Audi’s MMI takes some learning, as it is with any of these multi-layered premium vehicle/driver interface systems, but ultimately it proves functional and intuitive. Scribbling letters on the touchpad for navigation inputs is a novel time saver.
The beautifully crafted electronic shifter can be a pain. Like the similar contraption now being exorcised from Fiat/Chrysler’s products, it’s easy to overshoot the shift from Park to Reverse. It makes BMW’s shift wand seem quite logical.
The S8’s front seats are less cushy than those in a Mercedes S-Class or BMW 7 Series, but they are infinitely adjustable and have a terrific five-function massage that gets my nod for the best in the biz.
Naturally the chairs are heated and cooled, the latter being a feature that car makers should be marketing to menopausal women. Whenever a hot flash hit, my wife cranked up the cold (despite an outside temperature of near absolute zero) and became suddenly less… er, menopausal.
The S8 is not available in long wheelbase, presumably because it’s more performance car than limousine. That said, rear seat occupants are not exactly hard done by. There is decent headroom, plenty of legroom, and the seats are mighty accommodating.
Obviously, the Audi S8 has a pretty narrow appeal. Logic dictates one would want one’s luxury sedan to act as such - not harbor grand delusions of apex strafing and 911 taunting. And surely there will be no back seat passengers when engaging in such shenanigans. My money would be on the diesel $90,600 A8 3.0 TDI with its 429 lb-ft of low-down torque.
I suspect most owners will keep their Audi S8s in Comfort mode, and relish in the car’s gob-smacking straight line acceleration and effortless high speed cruise.

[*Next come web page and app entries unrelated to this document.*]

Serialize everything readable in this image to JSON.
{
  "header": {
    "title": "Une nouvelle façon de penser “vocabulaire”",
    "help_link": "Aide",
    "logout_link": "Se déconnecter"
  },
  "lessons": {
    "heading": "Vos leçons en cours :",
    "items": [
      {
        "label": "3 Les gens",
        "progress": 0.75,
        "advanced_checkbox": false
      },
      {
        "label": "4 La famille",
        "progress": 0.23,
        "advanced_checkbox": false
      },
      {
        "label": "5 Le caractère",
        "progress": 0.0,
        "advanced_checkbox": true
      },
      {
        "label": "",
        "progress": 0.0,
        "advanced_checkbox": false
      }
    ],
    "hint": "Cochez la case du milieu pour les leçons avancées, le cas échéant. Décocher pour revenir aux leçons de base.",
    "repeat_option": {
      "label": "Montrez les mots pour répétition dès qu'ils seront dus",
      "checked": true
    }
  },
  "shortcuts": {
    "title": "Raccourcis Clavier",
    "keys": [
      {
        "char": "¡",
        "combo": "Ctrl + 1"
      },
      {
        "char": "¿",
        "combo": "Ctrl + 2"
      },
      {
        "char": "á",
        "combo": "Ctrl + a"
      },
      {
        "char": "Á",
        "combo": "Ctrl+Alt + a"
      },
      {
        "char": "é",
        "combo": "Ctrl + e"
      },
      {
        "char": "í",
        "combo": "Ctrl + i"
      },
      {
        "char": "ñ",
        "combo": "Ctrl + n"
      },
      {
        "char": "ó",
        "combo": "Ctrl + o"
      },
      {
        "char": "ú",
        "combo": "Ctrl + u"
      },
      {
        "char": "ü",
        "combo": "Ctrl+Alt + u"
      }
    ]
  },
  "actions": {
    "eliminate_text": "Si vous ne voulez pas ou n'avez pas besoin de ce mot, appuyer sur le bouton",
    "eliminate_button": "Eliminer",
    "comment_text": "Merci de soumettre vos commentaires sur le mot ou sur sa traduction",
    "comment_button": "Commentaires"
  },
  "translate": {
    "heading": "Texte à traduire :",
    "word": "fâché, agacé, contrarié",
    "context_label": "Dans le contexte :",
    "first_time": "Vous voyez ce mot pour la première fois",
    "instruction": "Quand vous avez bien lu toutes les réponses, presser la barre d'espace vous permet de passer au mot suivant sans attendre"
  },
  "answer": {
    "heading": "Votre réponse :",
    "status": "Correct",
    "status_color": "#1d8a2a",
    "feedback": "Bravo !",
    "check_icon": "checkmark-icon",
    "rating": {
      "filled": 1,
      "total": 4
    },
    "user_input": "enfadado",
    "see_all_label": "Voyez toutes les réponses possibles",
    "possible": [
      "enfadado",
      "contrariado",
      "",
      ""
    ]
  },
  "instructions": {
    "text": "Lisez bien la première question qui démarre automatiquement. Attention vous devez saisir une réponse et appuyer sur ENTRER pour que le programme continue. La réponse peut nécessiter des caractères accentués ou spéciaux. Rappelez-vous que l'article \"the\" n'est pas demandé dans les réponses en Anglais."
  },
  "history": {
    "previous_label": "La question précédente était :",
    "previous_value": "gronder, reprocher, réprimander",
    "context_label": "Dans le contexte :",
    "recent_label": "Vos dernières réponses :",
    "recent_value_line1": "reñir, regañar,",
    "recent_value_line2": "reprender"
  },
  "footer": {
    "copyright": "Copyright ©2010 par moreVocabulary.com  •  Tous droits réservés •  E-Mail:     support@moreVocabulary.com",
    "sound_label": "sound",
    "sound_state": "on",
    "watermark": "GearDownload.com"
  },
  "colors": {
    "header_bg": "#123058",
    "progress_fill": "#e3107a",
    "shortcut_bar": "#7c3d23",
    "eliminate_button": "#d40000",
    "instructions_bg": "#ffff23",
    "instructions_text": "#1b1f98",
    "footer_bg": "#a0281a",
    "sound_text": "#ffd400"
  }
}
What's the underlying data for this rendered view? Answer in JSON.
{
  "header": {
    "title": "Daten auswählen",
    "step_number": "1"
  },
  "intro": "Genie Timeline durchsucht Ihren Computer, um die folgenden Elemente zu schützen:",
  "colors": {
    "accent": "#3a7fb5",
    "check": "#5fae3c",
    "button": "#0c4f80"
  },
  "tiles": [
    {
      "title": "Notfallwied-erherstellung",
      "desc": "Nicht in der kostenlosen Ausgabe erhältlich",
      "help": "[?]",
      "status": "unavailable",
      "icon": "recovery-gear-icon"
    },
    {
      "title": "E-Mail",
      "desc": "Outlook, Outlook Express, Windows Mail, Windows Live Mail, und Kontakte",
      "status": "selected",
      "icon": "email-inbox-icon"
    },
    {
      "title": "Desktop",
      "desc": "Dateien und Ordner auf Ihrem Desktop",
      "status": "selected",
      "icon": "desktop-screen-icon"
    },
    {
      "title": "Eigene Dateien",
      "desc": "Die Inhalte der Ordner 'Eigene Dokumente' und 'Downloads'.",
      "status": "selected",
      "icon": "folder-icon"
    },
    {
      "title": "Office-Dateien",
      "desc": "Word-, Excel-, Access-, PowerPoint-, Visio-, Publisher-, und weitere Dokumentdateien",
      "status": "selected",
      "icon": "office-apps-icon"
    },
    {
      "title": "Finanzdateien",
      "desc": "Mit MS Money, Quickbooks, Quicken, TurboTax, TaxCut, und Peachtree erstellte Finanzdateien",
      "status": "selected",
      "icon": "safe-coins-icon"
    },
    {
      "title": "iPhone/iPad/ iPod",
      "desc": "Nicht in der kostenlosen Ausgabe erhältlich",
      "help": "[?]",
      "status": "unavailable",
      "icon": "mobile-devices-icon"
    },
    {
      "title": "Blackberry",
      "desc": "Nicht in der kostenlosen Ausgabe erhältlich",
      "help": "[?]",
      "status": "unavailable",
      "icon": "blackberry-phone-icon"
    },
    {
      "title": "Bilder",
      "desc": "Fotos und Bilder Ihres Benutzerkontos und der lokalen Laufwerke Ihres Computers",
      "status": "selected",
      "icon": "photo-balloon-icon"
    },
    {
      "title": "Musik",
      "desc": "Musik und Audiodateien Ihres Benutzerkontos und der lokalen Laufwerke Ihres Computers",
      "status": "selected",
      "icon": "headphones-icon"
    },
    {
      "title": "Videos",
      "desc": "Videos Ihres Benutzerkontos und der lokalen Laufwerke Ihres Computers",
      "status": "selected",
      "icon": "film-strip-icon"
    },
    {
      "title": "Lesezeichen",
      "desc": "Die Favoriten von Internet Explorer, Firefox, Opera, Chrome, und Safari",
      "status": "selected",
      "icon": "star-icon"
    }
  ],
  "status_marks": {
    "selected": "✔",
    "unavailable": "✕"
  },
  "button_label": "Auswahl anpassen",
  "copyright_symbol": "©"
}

And in the knowledge they sprung for the baddest “8” money can buy.
4 years/80,000 km; 4 years/80,000 km powertrain; 12 years/unlimited distance corrosion perforation; 4 years/unlimited distance 24-hour roadside assistance
|Model Tested||2015 Audi S8|
|Price as Tested||$143,895|
Bang and Olufsen audio $7,000; Night Vision $2,500; Driver Assistance Package $3,600; Alcantera headliner $1700;